Action item: Repeat these records exactly, pictures excluded.

(Saved entries)
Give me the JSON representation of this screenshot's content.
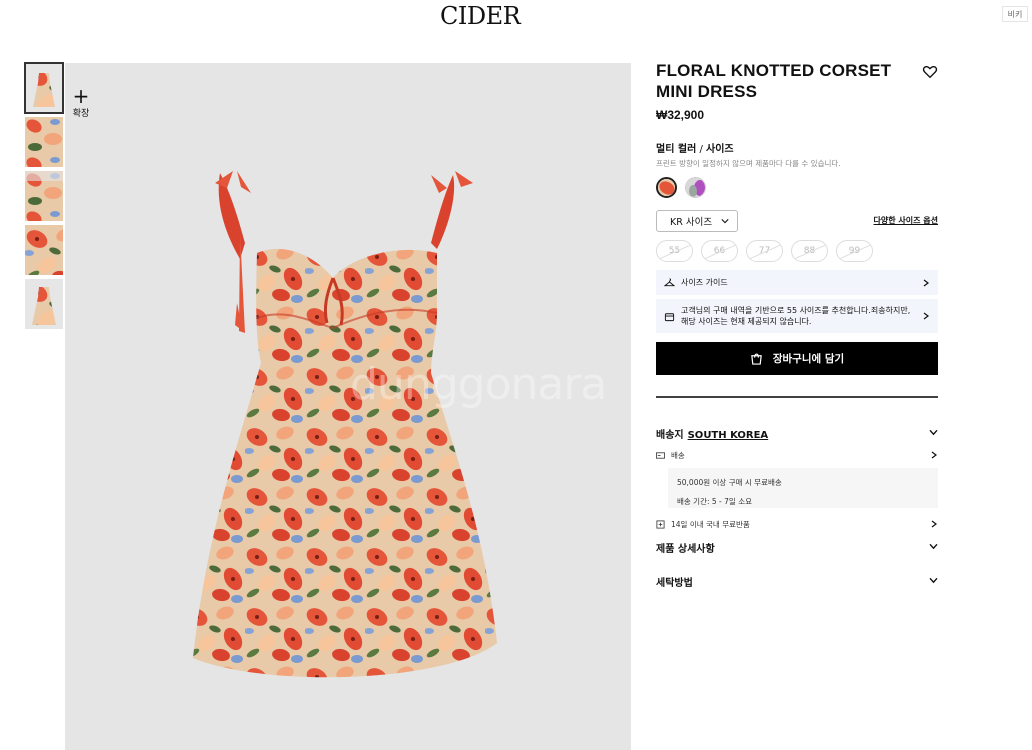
{
  "header": {
    "logo": "CIDER",
    "corner_tab": "비키"
  },
  "gallery": {
    "zoom_label": "확장",
    "watermark": "dunggonara",
    "thumbnails": [
      "thumb-1",
      "thumb-2",
      "thumb-3",
      "thumb-4",
      "thumb-5"
    ]
  },
  "product": {
    "title": "FLORAL KNOTTED CORSET MINI DRESS",
    "price": "₩32,900",
    "color_label": "멀티 컬러",
    "sep": " / ",
    "size_label": "사이즈",
    "color_note": "프린트 방향이 일정하지 않으며 제품마다 다를 수 있습니다.",
    "swatches": [
      "multi-floral",
      "lilac-floral"
    ],
    "size_select": "KR 사이즈",
    "size_link": "다양한 사이즈 옵션",
    "sizes": [
      "55",
      "66",
      "77",
      "88",
      "99"
    ],
    "size_guide": "사이즈 가이드",
    "recommendation": "고객님의 구매 내역을 기반으로 55 사이즈를 추천합니다.죄송하지만, 해당 사이즈는 현재 제공되지 않습니다.",
    "cart_button": "장바구니에 담기"
  },
  "shipping": {
    "label": "배송지",
    "country": "SOUTH KOREA",
    "delivery": "배송",
    "free_note": "50,000원 이상 구매 시 무료배송",
    "period": "배송 기간: 5 - 7일 소요",
    "returns": "14일 이내 국내 무료반품"
  },
  "sections": {
    "details": "제품 상세사항",
    "care": "세탁방법"
  },
  "colors": {
    "accent": "#000000",
    "guide_bg": "#f2f5fb",
    "image_bg": "#e5e5e5"
  }
}
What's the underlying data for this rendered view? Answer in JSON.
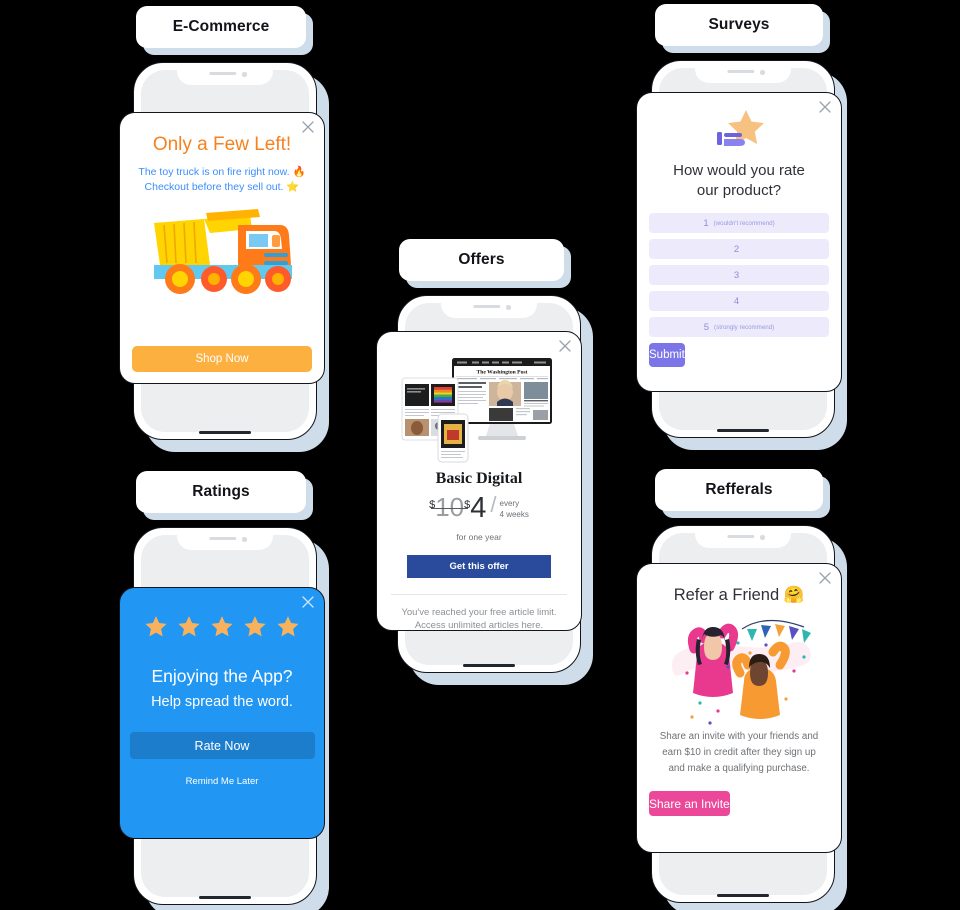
{
  "page": {
    "background": "#000000",
    "accent_blue": "#2196f3",
    "accent_orange": "#f58220",
    "accent_purple": "#7b75e8",
    "accent_pink": "#ec4899",
    "shadow_color": "#cfdcea"
  },
  "cards": {
    "ecommerce": {
      "tab_label": "E-Commerce",
      "close_icon": "close-icon",
      "title": "Only a Few Left!",
      "subtitle_line1": "The toy truck is on fire right now. 🔥",
      "subtitle_line2": "Checkout before they sell out. ⭐",
      "image_name": "toy-dump-truck-image",
      "cta_label": "Shop Now",
      "cta_color": "#fbb040"
    },
    "ratings": {
      "tab_label": "Ratings",
      "close_icon": "close-icon",
      "stars": 5,
      "star_color": "#f9b15c",
      "title": "Enjoying the App?",
      "subtitle": "Help spread the word.",
      "cta_label": "Rate Now",
      "secondary_label": "Remind Me Later",
      "card_color": "#2196f3",
      "cta_color": "#1c7dcd"
    },
    "offers": {
      "tab_label": "Offers",
      "close_icon": "close-icon",
      "image_name": "washington-post-devices-image",
      "plan_title": "Basic Digital",
      "currency": "$",
      "old_price": "10",
      "new_price": "4",
      "period_line1": "every",
      "period_line2": "4 weeks",
      "term": "for one year",
      "cta_label": "Get this offer",
      "cta_color": "#2a4b9b",
      "footer_line1": "You've reached your free article limit.",
      "footer_line2": "Access unlimited articles here."
    },
    "surveys": {
      "tab_label": "Surveys",
      "close_icon": "close-icon",
      "icon_name": "hand-holding-star-icon",
      "question_line1": "How would you rate",
      "question_line2": "our product?",
      "options": [
        {
          "number": "1",
          "note": "(wouldn't recommend)"
        },
        {
          "number": "2",
          "note": ""
        },
        {
          "number": "3",
          "note": ""
        },
        {
          "number": "4",
          "note": ""
        },
        {
          "number": "5",
          "note": "(strongly recommend)"
        }
      ],
      "cta_label": "Submit",
      "cta_color": "#7b75e8"
    },
    "referrals": {
      "tab_label": "Refferals",
      "close_icon": "close-icon",
      "title": "Refer a Friend 🤗",
      "image_name": "celebrating-people-illustration",
      "body_line1": "Share an invite with your friends and",
      "body_line2": "earn $10 in credit after they sign up",
      "body_line3": "and make a qualifying purchase.",
      "cta_label": "Share an Invite",
      "cta_color": "#ec4899"
    }
  }
}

Solved problem:
Give me the JSON representation of this screenshot's content.
{
  "header": {
    "logo": "CIDER",
    "corner_tab": "비키"
  },
  "gallery": {
    "zoom_label": "확장",
    "watermark": "dunggonara",
    "thumbnails": [
      "thumb-1",
      "thumb-2",
      "thumb-3",
      "thumb-4",
      "thumb-5"
    ]
  },
  "product": {
    "title": "FLORAL KNOTTED CORSET MINI DRESS",
    "price": "₩32,900",
    "color_label": "멀티 컬러",
    "sep": " / ",
    "size_label": "사이즈",
    "color_note": "프린트 방향이 일정하지 않으며 제품마다 다를 수 있습니다.",
    "swatches": [
      "multi-floral",
      "lilac-floral"
    ],
    "size_select": "KR 사이즈",
    "size_link": "다양한 사이즈 옵션",
    "sizes": [
      "55",
      "66",
      "77",
      "88",
      "99"
    ],
    "size_guide": "사이즈 가이드",
    "recommendation": "고객님의 구매 내역을 기반으로 55 사이즈를 추천합니다.죄송하지만, 해당 사이즈는 현재 제공되지 않습니다.",
    "cart_button": "장바구니에 담기"
  },
  "shipping": {
    "label": "배송지",
    "country": "SOUTH KOREA",
    "delivery": "배송",
    "free_note": "50,000원 이상 구매 시 무료배송",
    "period": "배송 기간: 5 - 7일 소요",
    "returns": "14일 이내 국내 무료반품"
  },
  "sections": {
    "details": "제품 상세사항",
    "care": "세탁방법"
  },
  "colors": {
    "accent": "#000000",
    "guide_bg": "#f2f5fb",
    "image_bg": "#e5e5e5"
  }
}
What's the underlying data for this rendered view? Answer in JSON.
{
  "page": {
    "background": "#000000",
    "accent_blue": "#2196f3",
    "accent_orange": "#f58220",
    "accent_purple": "#7b75e8",
    "accent_pink": "#ec4899",
    "shadow_color": "#cfdcea"
  },
  "cards": {
    "ecommerce": {
      "tab_label": "E-Commerce",
      "close_icon": "close-icon",
      "title": "Only a Few Left!",
      "subtitle_line1": "The toy truck is on fire right now. 🔥",
      "subtitle_line2": "Checkout before they sell out. ⭐",
      "image_name": "toy-dump-truck-image",
      "cta_label": "Shop Now",
      "cta_color": "#fbb040"
    },
    "ratings": {
      "tab_label": "Ratings",
      "close_icon": "close-icon",
      "stars": 5,
      "star_color": "#f9b15c",
      "title": "Enjoying the App?",
      "subtitle": "Help spread the word.",
      "cta_label": "Rate Now",
      "secondary_label": "Remind Me Later",
      "card_color": "#2196f3",
      "cta_color": "#1c7dcd"
    },
    "offers": {
      "tab_label": "Offers",
      "close_icon": "close-icon",
      "image_name": "washington-post-devices-image",
      "plan_title": "Basic Digital",
      "currency": "$",
      "old_price": "10",
      "new_price": "4",
      "period_line1": "every",
      "period_line2": "4 weeks",
      "term": "for one year",
      "cta_label": "Get this offer",
      "cta_color": "#2a4b9b",
      "footer_line1": "You've reached your free article limit.",
      "footer_line2": "Access unlimited articles here."
    },
    "surveys": {
      "tab_label": "Surveys",
      "close_icon": "close-icon",
      "icon_name": "hand-holding-star-icon",
      "question_line1": "How would you rate",
      "question_line2": "our product?",
      "options": [
        {
          "number": "1",
          "note": "(wouldn't recommend)"
        },
        {
          "number": "2",
          "note": ""
        },
        {
          "number": "3",
          "note": ""
        },
        {
          "number": "4",
          "note": ""
        },
        {
          "number": "5",
          "note": "(strongly recommend)"
        }
      ],
      "cta_label": "Submit",
      "cta_color": "#7b75e8"
    },
    "referrals": {
      "tab_label": "Refferals",
      "close_icon": "close-icon",
      "title": "Refer a Friend 🤗",
      "image_name": "celebrating-people-illustration",
      "body_line1": "Share an invite with your friends and",
      "body_line2": "earn $10 in credit after they sign up",
      "body_line3": "and make a qualifying purchase.",
      "cta_label": "Share an Invite",
      "cta_color": "#ec4899"
    }
  }
}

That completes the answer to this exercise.